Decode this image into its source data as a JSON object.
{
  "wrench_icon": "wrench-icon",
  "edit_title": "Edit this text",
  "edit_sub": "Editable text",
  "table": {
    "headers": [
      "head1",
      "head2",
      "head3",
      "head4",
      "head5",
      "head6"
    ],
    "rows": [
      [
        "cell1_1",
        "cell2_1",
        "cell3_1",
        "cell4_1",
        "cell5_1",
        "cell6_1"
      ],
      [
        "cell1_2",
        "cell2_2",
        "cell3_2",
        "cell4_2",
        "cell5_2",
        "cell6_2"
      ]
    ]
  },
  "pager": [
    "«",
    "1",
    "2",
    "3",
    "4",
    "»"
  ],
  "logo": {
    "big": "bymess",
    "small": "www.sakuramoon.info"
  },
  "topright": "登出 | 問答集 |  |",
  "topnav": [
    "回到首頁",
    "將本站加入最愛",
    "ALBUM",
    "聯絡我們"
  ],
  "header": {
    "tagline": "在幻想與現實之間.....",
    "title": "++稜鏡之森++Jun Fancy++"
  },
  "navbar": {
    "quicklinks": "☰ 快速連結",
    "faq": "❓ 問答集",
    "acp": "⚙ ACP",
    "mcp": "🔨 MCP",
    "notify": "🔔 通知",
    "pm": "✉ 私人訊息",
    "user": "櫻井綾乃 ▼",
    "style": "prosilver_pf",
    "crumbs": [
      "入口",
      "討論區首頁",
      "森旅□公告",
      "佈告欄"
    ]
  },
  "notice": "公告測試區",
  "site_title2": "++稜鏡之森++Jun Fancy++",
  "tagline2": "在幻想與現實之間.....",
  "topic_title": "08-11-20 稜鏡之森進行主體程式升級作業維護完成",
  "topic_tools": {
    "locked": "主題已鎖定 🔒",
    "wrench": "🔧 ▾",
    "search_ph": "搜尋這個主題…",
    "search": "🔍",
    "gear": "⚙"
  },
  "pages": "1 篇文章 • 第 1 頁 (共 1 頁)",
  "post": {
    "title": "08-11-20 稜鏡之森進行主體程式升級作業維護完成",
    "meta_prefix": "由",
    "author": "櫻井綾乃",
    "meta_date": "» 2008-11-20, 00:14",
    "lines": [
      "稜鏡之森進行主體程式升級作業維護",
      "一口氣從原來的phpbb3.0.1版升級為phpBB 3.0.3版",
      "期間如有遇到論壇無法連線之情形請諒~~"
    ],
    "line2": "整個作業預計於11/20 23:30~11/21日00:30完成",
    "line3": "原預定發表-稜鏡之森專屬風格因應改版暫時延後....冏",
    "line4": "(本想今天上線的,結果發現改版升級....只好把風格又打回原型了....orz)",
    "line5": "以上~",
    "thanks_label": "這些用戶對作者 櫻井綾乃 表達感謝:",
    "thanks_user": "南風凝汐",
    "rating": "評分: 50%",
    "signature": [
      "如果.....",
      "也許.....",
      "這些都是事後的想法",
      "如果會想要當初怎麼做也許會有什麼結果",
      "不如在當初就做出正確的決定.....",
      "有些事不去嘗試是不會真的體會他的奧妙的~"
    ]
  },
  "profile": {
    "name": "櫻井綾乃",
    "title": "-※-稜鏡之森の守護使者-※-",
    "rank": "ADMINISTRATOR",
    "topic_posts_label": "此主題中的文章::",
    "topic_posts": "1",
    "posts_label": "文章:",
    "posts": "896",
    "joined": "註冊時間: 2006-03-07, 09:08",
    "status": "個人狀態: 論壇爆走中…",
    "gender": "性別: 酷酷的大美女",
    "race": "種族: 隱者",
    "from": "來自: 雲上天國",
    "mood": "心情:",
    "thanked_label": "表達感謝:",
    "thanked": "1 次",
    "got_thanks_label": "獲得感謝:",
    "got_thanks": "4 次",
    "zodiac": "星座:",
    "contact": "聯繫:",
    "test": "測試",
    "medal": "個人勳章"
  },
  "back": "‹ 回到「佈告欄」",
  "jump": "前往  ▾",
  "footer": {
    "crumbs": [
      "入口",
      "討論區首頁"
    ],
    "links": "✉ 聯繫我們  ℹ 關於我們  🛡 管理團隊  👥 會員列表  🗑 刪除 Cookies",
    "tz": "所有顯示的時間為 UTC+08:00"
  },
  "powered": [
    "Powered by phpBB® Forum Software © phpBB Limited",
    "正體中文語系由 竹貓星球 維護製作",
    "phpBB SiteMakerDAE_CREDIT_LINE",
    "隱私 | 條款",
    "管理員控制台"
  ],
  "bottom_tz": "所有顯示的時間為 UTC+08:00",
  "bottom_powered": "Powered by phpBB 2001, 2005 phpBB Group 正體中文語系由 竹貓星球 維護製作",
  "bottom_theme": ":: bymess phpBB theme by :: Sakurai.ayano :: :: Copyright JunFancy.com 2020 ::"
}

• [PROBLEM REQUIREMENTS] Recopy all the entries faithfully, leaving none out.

• [TASK RESPONSE]
Decode this image into its source data as a JSON object.
{
  "wrench_icon": "wrench-icon",
  "edit_title": "Edit this text",
  "edit_sub": "Editable text",
  "table": {
    "headers": [
      "head1",
      "head2",
      "head3",
      "head4",
      "head5",
      "head6"
    ],
    "rows": [
      [
        "cell1_1",
        "cell2_1",
        "cell3_1",
        "cell4_1",
        "cell5_1",
        "cell6_1"
      ],
      [
        "cell1_2",
        "cell2_2",
        "cell3_2",
        "cell4_2",
        "cell5_2",
        "cell6_2"
      ]
    ]
  },
  "pager": [
    "«",
    "1",
    "2",
    "3",
    "4",
    "»"
  ],
  "logo": {
    "big": "bymess",
    "small": "www.sakuramoon.info"
  },
  "topright": "登出 | 問答集 |  |",
  "topnav": [
    "回到首頁",
    "將本站加入最愛",
    "ALBUM",
    "聯絡我們"
  ],
  "header": {
    "tagline": "在幻想與現實之間.....",
    "title": "++稜鏡之森++Jun Fancy++"
  },
  "navbar": {
    "quicklinks": "☰ 快速連結",
    "faq": "❓ 問答集",
    "acp": "⚙ ACP",
    "mcp": "🔨 MCP",
    "notify": "🔔 通知",
    "pm": "✉ 私人訊息",
    "user": "櫻井綾乃 ▼",
    "style": "prosilver_pf",
    "crumbs": [
      "入口",
      "討論區首頁",
      "森旅□公告",
      "佈告欄"
    ]
  },
  "notice": "公告測試區",
  "site_title2": "++稜鏡之森++Jun Fancy++",
  "tagline2": "在幻想與現實之間.....",
  "topic_title": "08-11-20 稜鏡之森進行主體程式升級作業維護完成",
  "topic_tools": {
    "locked": "主題已鎖定 🔒",
    "wrench": "🔧 ▾",
    "search_ph": "搜尋這個主題…",
    "search": "🔍",
    "gear": "⚙"
  },
  "pages": "1 篇文章 • 第 1 頁 (共 1 頁)",
  "post": {
    "title": "08-11-20 稜鏡之森進行主體程式升級作業維護完成",
    "meta_prefix": "由",
    "author": "櫻井綾乃",
    "meta_date": "» 2008-11-20, 00:14",
    "lines": [
      "稜鏡之森進行主體程式升級作業維護",
      "一口氣從原來的phpbb3.0.1版升級為phpBB 3.0.3版",
      "期間如有遇到論壇無法連線之情形請諒~~"
    ],
    "line2": "整個作業預計於11/20 23:30~11/21日00:30完成",
    "line3": "原預定發表-稜鏡之森專屬風格因應改版暫時延後....冏",
    "line4": "(本想今天上線的,結果發現改版升級....只好把風格又打回原型了....orz)",
    "line5": "以上~",
    "thanks_label": "這些用戶對作者 櫻井綾乃 表達感謝:",
    "thanks_user": "南風凝汐",
    "rating": "評分: 50%",
    "signature": [
      "如果.....",
      "也許.....",
      "這些都是事後的想法",
      "如果會想要當初怎麼做也許會有什麼結果",
      "不如在當初就做出正確的決定.....",
      "有些事不去嘗試是不會真的體會他的奧妙的~"
    ]
  },
  "profile": {
    "name": "櫻井綾乃",
    "title": "-※-稜鏡之森の守護使者-※-",
    "rank": "ADMINISTRATOR",
    "topic_posts_label": "此主題中的文章::",
    "topic_posts": "1",
    "posts_label": "文章:",
    "posts": "896",
    "joined": "註冊時間: 2006-03-07, 09:08",
    "status": "個人狀態: 論壇爆走中…",
    "gender": "性別: 酷酷的大美女",
    "race": "種族: 隱者",
    "from": "來自: 雲上天國",
    "mood": "心情:",
    "thanked_label": "表達感謝:",
    "thanked": "1 次",
    "got_thanks_label": "獲得感謝:",
    "got_thanks": "4 次",
    "zodiac": "星座:",
    "contact": "聯繫:",
    "test": "測試",
    "medal": "個人勳章"
  },
  "back": "‹ 回到「佈告欄」",
  "jump": "前往  ▾",
  "footer": {
    "crumbs": [
      "入口",
      "討論區首頁"
    ],
    "links": "✉ 聯繫我們  ℹ 關於我們  🛡 管理團隊  👥 會員列表  🗑 刪除 Cookies",
    "tz": "所有顯示的時間為 UTC+08:00"
  },
  "powered": [
    "Powered by phpBB® Forum Software © phpBB Limited",
    "正體中文語系由 竹貓星球 維護製作",
    "phpBB SiteMakerDAE_CREDIT_LINE",
    "隱私 | 條款",
    "管理員控制台"
  ],
  "bottom_tz": "所有顯示的時間為 UTC+08:00",
  "bottom_powered": "Powered by phpBB 2001, 2005 phpBB Group 正體中文語系由 竹貓星球 維護製作",
  "bottom_theme": ":: bymess phpBB theme by :: Sakurai.ayano :: :: Copyright JunFancy.com 2020 ::"
}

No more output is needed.